This map is part of a series of 15 animated maps showing the history of The second World War, 1939-1945.

The British economy was heavily dependent on imports for half its food requirements and all of its petrol. It is estimated that, when World War II broke out, there were as many as 2500 ships at sea maintaining the United Kingdom’s trade.

If Germany succeeded in disrupting Britain’s merchant navy, it could prevent the build-up of troops in the British Isles. Thus, the outcome of the Battle of the Atlantic became a major issue in the Second World War.

By summer 1940, Germany controlled much of the European Atlantic coast, and its submarines could easily reach the merchant ships sailing from North America, Gibraltar, and the Cape of Good Hope.  

Its preferred tactic was to attack conveys by night with several submarines grouped together which led to substantial Allied losses.

By the time the United States entered the war in December 1941, German submarines were extending their operations to the eastern seaboard of the American continent, the Caribbean and off the coast of Venezuela.

Throughout 1942, there were heavy losses, and Allied operations were almost totally paralysed.

Nevertheless, the situation improved rapidly:

- The Allies established airbases in strategic areas close to the sea lanes: Iceland, Canada, Brazil and the Azores.  This reduced the “black hole” in the North Atlantic where German U-Boats could avoid attacks from the air.

-Britain’s ability to decode submarine radio communications allowed the Admiralty to have advance information on the movement of U-Boats

-new methods of detection and improvements in weapons made it easier to protect convoys with planes and destroyers.

From mid 1943, German submarines losses increased dramatically, which led to significant reductions in the number of Allied merchant ships lost.

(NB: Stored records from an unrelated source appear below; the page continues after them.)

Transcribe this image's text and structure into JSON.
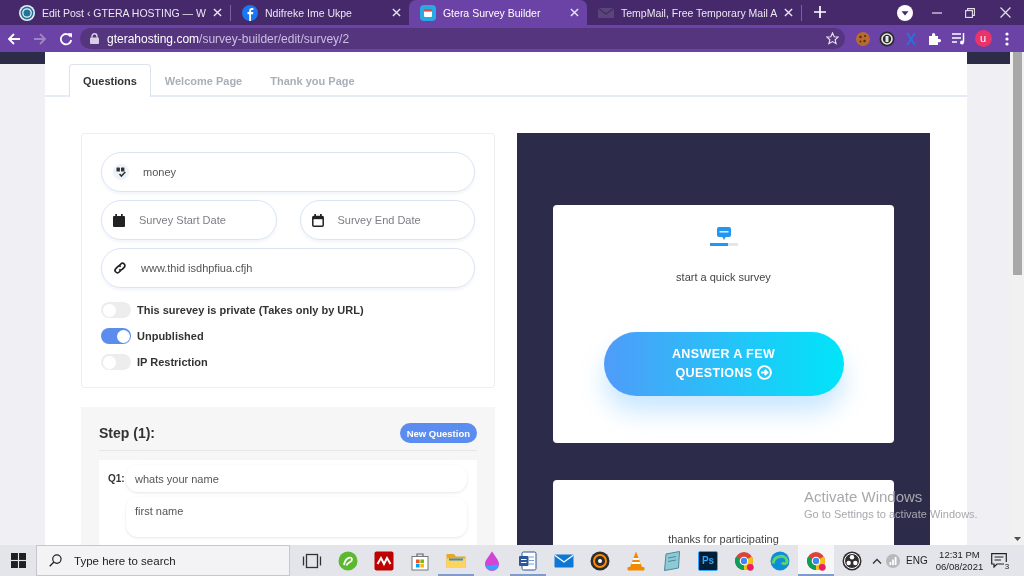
{
  "browser": {
    "tabs": [
      {
        "kind": "wordpress",
        "title": "Edit Post ‹ GTERA HOSTING — W",
        "selected": false
      },
      {
        "kind": "facebook",
        "title": "Ndifreke Ime Ukpe",
        "selected": false
      },
      {
        "kind": "survey",
        "title": "Gtera Survey Builder",
        "selected": true
      },
      {
        "kind": "mail",
        "title": "TempMail, Free Temporary Mail A",
        "selected": false
      }
    ],
    "address": {
      "host": "gterahosting.com",
      "path": "/survey-builder/edit/survey/2"
    },
    "profile_initial": "u"
  },
  "editor_tabs": [
    {
      "label": "Questions",
      "selected": true
    },
    {
      "label": "Welcome Page",
      "selected": false
    },
    {
      "label": "Thank you Page",
      "selected": false
    }
  ],
  "settings": {
    "fields": [
      {
        "kind": "title",
        "value": "money"
      },
      {
        "kind": "start-date",
        "placeholder": "Survey Start Date"
      },
      {
        "kind": "end-date",
        "placeholder": "Survey End Date"
      },
      {
        "kind": "url",
        "value": "www.thid isdhpfiua.cfjh"
      }
    ],
    "toggles": [
      {
        "label": "This surevey is private (Takes only by URL)",
        "on": false
      },
      {
        "label": "Unpublished",
        "on": true
      },
      {
        "label": "IP Restriction",
        "on": false
      }
    ]
  },
  "step": {
    "title": "Step (1):",
    "new_question_button": "New Question",
    "questions": [
      {
        "number": "Q1:",
        "question": "whats your name",
        "answer": "first name"
      }
    ]
  },
  "preview": {
    "welcome": {
      "text": "start a quick survey",
      "button": "ANSWER A FEW QUESTIONS"
    },
    "thanks": {
      "text": "thanks for participating"
    }
  },
  "activation_notice": {
    "title": "Activate Windows",
    "text": "Go to Settings to activate Windows."
  },
  "taskbar": {
    "search_placeholder": "Type here to search",
    "apps": [
      {
        "kind": "task-view",
        "running": false,
        "active": false
      },
      {
        "kind": "swirl",
        "running": false,
        "active": false
      },
      {
        "kind": "zigzag",
        "running": false,
        "active": false
      },
      {
        "kind": "store",
        "running": false,
        "active": false
      },
      {
        "kind": "folder",
        "running": true,
        "active": false
      },
      {
        "kind": "drop",
        "running": false,
        "active": false
      },
      {
        "kind": "document",
        "running": true,
        "active": false
      },
      {
        "kind": "envelope",
        "running": false,
        "active": false
      },
      {
        "kind": "disc",
        "running": false,
        "active": false
      },
      {
        "kind": "cone",
        "running": false,
        "active": false
      },
      {
        "kind": "paper",
        "running": false,
        "active": false
      },
      {
        "kind": "photoshop",
        "label": "Ps",
        "running": false,
        "active": false
      },
      {
        "kind": "browser",
        "running": false,
        "active": false
      },
      {
        "kind": "wave",
        "running": false,
        "active": false
      },
      {
        "kind": "browser",
        "running": true,
        "active": true
      },
      {
        "kind": "obs",
        "running": false,
        "active": false
      }
    ],
    "language": "ENG",
    "time": "12:31 PM",
    "date": "06/08/2021",
    "notification_count": "3"
  }
}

The Battle of the Atlantic continued until the end of the war, but already in 1943, the Allies were able to build more than enough ships to replace those sunk by German submarines.